[[ Stored data, beginning ]]
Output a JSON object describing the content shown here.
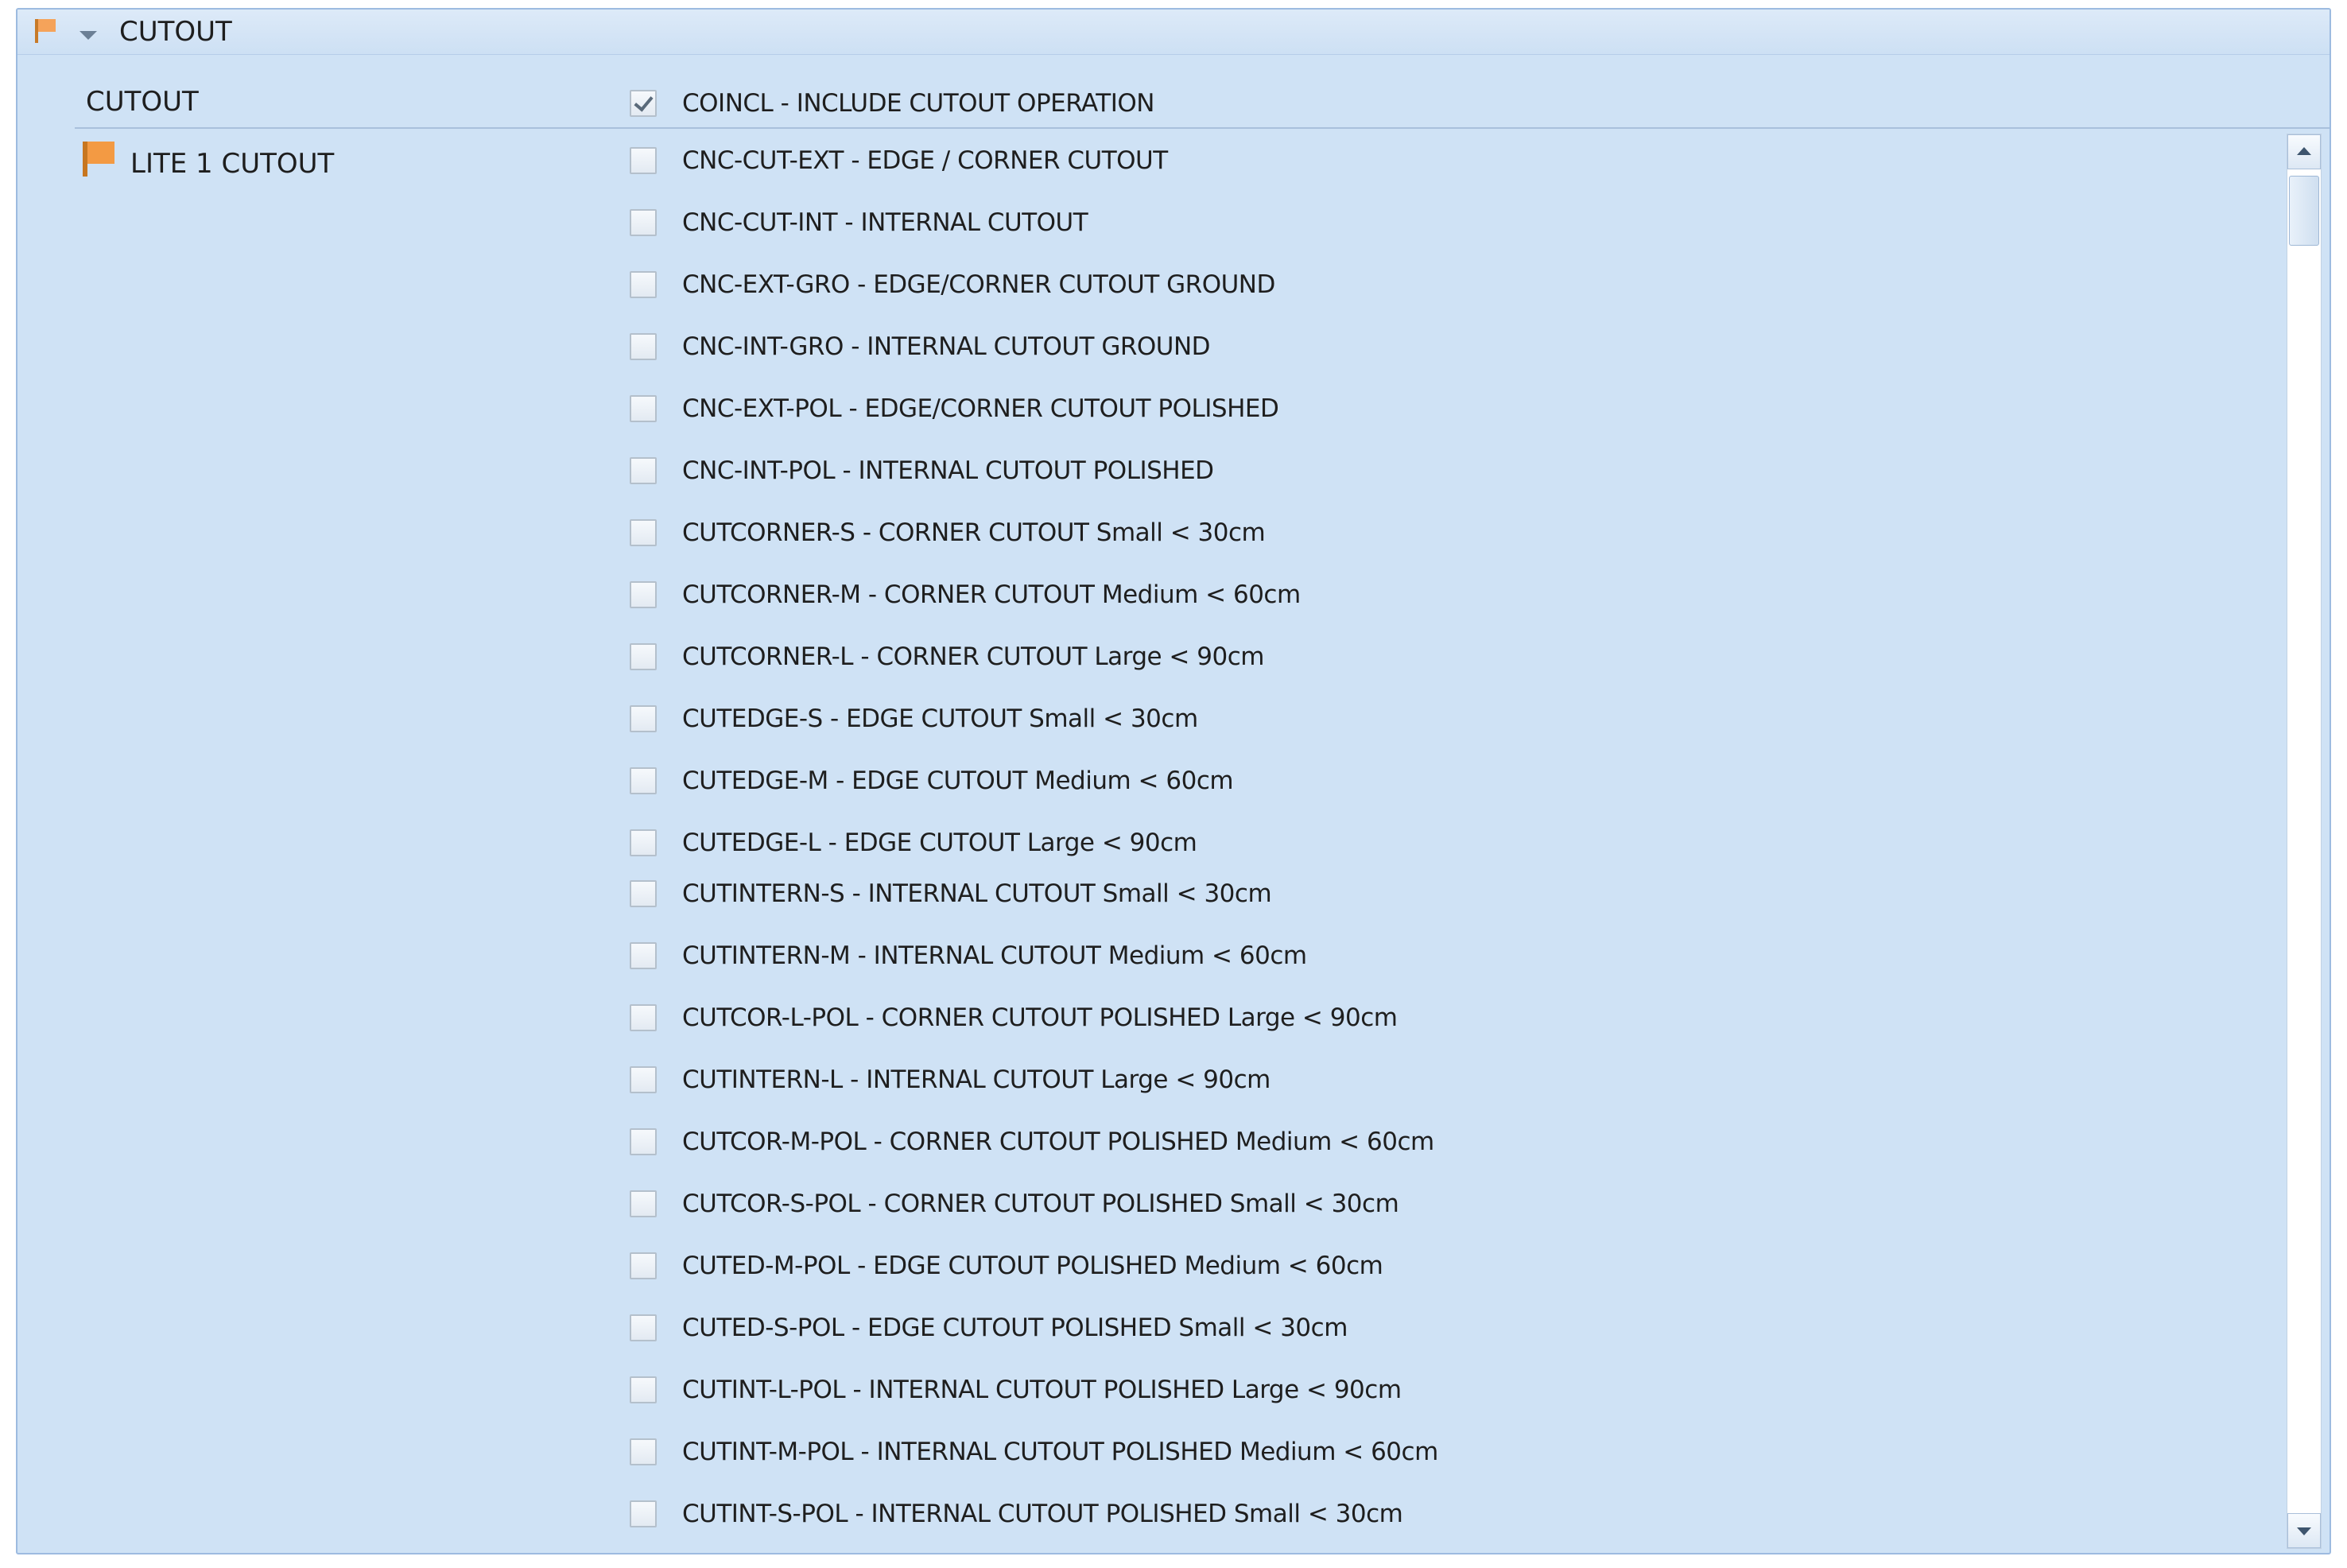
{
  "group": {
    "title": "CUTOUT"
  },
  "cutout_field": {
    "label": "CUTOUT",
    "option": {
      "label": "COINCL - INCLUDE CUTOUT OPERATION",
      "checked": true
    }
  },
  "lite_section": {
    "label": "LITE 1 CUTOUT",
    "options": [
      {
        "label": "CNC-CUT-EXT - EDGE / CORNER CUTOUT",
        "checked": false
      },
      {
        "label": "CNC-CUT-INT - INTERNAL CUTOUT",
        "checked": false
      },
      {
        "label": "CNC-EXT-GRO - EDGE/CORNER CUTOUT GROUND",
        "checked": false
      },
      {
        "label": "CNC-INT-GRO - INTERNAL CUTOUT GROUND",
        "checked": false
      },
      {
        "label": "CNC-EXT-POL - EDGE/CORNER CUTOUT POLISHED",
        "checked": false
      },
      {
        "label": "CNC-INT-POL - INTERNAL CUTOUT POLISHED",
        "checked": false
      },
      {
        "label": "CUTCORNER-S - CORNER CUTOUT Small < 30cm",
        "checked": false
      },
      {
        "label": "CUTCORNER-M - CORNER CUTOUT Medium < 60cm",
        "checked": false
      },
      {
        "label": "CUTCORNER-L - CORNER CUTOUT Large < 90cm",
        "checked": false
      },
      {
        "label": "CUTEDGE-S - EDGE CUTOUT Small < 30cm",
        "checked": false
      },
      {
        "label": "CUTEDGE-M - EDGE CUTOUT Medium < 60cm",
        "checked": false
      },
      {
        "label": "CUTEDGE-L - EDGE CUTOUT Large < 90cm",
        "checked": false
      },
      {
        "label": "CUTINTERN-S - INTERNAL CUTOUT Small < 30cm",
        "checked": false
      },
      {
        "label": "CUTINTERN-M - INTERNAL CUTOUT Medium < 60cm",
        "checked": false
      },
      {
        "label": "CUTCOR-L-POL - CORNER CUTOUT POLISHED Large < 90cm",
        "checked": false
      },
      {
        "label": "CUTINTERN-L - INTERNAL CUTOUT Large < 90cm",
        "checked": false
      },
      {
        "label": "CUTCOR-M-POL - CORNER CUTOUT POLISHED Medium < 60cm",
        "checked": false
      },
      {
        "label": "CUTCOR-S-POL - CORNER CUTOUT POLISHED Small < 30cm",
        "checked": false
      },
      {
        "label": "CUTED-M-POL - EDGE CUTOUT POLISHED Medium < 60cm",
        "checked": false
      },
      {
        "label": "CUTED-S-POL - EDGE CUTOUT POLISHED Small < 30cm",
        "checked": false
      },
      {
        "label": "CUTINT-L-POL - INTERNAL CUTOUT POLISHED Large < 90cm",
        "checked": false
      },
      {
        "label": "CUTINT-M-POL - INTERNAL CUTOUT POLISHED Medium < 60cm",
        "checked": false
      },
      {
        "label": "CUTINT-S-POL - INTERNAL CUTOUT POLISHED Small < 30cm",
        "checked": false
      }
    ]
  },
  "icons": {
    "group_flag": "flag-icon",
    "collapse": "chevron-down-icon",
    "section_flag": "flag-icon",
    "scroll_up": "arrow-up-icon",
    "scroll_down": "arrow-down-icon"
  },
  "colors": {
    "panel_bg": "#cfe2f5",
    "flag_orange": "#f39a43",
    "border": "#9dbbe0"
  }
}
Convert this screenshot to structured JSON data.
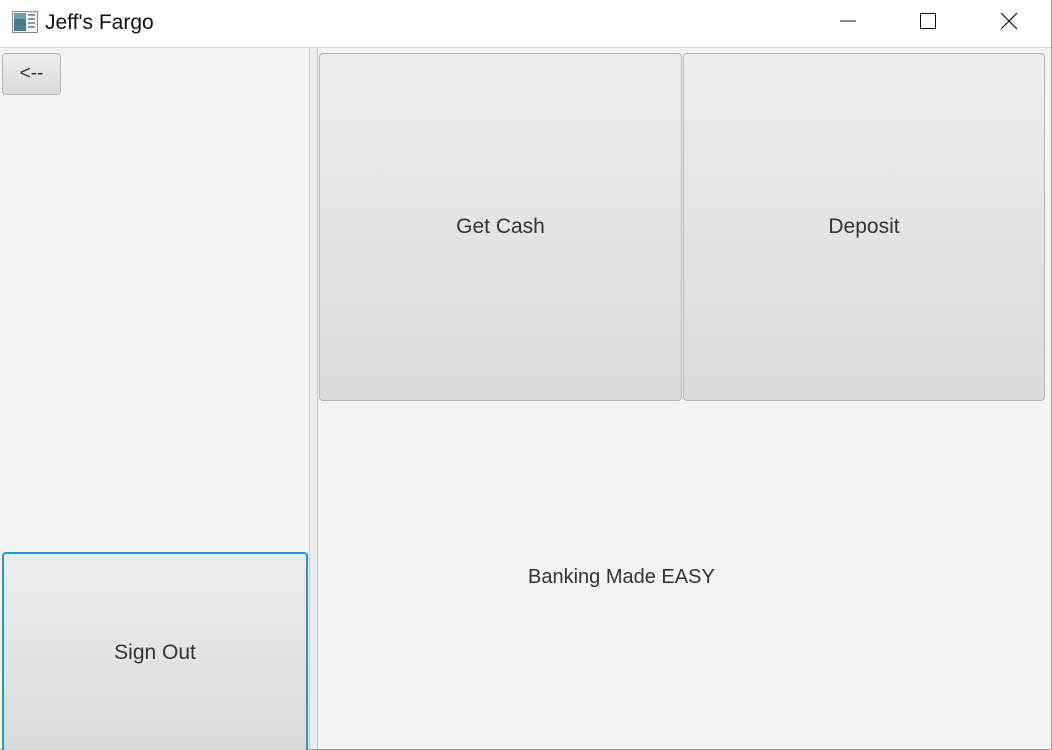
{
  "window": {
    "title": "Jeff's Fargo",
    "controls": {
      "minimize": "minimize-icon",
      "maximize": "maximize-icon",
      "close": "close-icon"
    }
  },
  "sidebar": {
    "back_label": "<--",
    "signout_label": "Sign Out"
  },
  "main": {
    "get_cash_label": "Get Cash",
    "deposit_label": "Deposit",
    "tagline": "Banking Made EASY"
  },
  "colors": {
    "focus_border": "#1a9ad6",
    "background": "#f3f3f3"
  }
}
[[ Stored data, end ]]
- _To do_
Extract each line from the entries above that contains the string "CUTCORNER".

- _Problem solution_
        "label": "CUTCORNER-S - CORNER CUTOUT Small < 30cm",
        "label": "CUTCORNER-M - CORNER CUTOUT Medium < 60cm",
        "label": "CUTCORNER-L - CORNER CUTOUT Large < 90cm",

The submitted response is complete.